She wondered how the forty nights and forty sunrises in the Judean desert, in which Jesus would lose himself and find himself, and to be held by a hunger not his own, shaped him.
Jane was speaking of our Lenten disciplines, those things we choose to give up, to lose for a season, to gain perspective and wisdom.
Here we are now, exiled from Christ Chapel, each sheltering in our own dwelling, video linked through cameras and computers, now hungering for human touch, now witnessing helplessly as we lose one thing after another:
sharing a beer at the Posse,
meeting with our colleagues in 210A (or B?),
working at the office, going to school,
going to church on Sundays, getting married, attending a funeral,
getting ready for the senior prom and graduation.
There is a crater in the calendar where March and April are supposed to be and who knows, maybe May and June, as well.
It is the vast frame of the heavens that has brought me solace in this last week, the alternation of day and night, the waning crescent moon, peeking between the clouds at dawn,the leaves filling in on the redbuds and oaks and later this week perhaps, the pecans.
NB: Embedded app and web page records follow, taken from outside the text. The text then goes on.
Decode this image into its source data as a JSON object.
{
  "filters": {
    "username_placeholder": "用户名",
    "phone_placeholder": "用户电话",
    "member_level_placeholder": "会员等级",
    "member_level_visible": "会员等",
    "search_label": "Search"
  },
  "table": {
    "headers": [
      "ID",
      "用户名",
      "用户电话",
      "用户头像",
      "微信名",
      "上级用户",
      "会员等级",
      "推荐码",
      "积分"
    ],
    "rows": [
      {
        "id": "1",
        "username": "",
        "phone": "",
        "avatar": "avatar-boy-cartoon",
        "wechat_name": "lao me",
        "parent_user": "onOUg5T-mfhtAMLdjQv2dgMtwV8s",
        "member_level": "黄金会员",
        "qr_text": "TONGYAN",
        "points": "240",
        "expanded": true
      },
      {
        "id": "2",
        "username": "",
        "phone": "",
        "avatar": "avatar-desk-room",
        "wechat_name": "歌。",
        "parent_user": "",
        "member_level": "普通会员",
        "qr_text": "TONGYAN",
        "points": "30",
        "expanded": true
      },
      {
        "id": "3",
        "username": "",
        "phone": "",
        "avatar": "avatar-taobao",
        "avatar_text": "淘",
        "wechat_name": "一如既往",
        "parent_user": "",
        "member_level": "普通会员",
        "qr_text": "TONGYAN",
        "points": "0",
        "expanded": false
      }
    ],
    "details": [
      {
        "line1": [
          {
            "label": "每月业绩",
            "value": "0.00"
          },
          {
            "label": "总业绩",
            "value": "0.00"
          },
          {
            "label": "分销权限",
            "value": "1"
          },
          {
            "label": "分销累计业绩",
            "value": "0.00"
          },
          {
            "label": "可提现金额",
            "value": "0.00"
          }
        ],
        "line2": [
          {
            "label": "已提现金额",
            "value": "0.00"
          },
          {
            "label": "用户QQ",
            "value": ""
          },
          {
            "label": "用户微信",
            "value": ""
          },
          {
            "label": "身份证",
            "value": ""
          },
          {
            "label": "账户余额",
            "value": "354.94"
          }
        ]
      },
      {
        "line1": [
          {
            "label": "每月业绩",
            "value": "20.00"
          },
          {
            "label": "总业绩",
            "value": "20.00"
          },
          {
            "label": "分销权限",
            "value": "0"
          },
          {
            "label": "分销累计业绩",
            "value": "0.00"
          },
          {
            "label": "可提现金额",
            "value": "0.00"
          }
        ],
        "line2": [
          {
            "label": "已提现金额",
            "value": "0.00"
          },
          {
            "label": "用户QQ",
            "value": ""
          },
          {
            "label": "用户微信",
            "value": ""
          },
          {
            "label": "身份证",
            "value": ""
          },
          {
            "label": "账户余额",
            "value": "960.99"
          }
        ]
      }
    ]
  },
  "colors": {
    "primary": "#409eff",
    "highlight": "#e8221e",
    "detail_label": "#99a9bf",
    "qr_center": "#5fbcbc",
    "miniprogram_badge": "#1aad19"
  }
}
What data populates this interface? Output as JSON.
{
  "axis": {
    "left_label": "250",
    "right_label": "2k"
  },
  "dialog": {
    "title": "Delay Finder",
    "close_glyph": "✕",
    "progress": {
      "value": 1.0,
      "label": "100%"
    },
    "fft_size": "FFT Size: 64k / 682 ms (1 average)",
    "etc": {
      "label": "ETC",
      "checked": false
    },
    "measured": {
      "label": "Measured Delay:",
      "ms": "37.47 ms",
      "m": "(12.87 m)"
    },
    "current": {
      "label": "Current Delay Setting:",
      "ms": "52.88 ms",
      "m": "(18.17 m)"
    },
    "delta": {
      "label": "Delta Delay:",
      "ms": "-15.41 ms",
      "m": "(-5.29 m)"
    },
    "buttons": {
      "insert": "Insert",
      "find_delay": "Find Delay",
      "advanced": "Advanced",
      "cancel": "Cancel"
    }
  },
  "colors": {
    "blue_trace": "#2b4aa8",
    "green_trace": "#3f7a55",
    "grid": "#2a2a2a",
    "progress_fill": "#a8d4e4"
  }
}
And I’ve seen my neighbors in Hyde Park seeking that connection with nature/the creation as they stroll the streets in the evening, with their dogs and their children, a bit like Halloween, but without costumes (mostly).
I chose to read the OT lesson from the Eucharistic lectionary today – The Utopian vision of the prophet Isaiah, God’s dream 65:17-25.
We know that behind the text of fulfillment lies the reality of devastation and loss, defeat, destruction of the people, and exile.
As the pandemic threatens us, we hear these words:
“Thou shalt not labor in vain or bear children for calamity.”
An old fashioned word, usually an overstatement, but perhaps now not one, but an apt word for the time we are in and the time we see ahead: “a calamity.”
Loss of life, loss of livelihood, economy, life as we know it.
It’s not even begun to be bad as it will be. It is too early for any preacher… and too easy to make it all right, to sew it all up, to find simplistic lessons, to moralize it all.
Rather it is time to wail and grieve and scream and rant and lament for what we have lost and for what we are losing and what we don’t know yet that we will lose.
As the people of God, find ways to join together in communal lament – in solidarity with those in even more dire circumstances – where they can’t walk their dog or buy groceries.
Remember that the Christian faith we share has at its very center a devastating loss, a calamity. the violent death of Jesus on the cross.
And yet even in that the God of the people is a creating, recreating, restoring, saving God making a new heavens and a new earth promising peace, yes, after the days of calamity are past and even in the midst of calamity.
I’ve talked with some of you about attending through your computers this past week, virtual AA meetings with people around the globe, and I remember the AA principle, “one day at a time.” I think of that wisdom, shared by all the great spiritual traditions.
Not denial, not distraction, but presence in the present, just as Jesus, one day followed by one night, in the austere landscape.
Jane spoke in her sermon about what was an inevitable moment in the future.
“We are here today, because six weeks from now, under a waning moon, and accompanied by the spring fireflies in the motte, we will all be here again keeping the Great Vigil of Easter together.”
Jane did not know nor did any of us that the Great Vigil of Easter would not be as we imagined.
But Easter we will celebrate the resurrection, the renewal of God, the recreation of heavens and the earth,
Before they call I will answer,
while they are yet speaking I will hear.
25 The wolf and the lamb shall feed together,
the lion shall eat straw like the ox;
but the serpent—its food shall be dust!
They shall not hurt or destroy
on all my holy mountain,
says the LORD.
Let us name this calamity, let us lament all we have lost, and let us know God’s recreating love, even in the midst of calamity. One day at a time.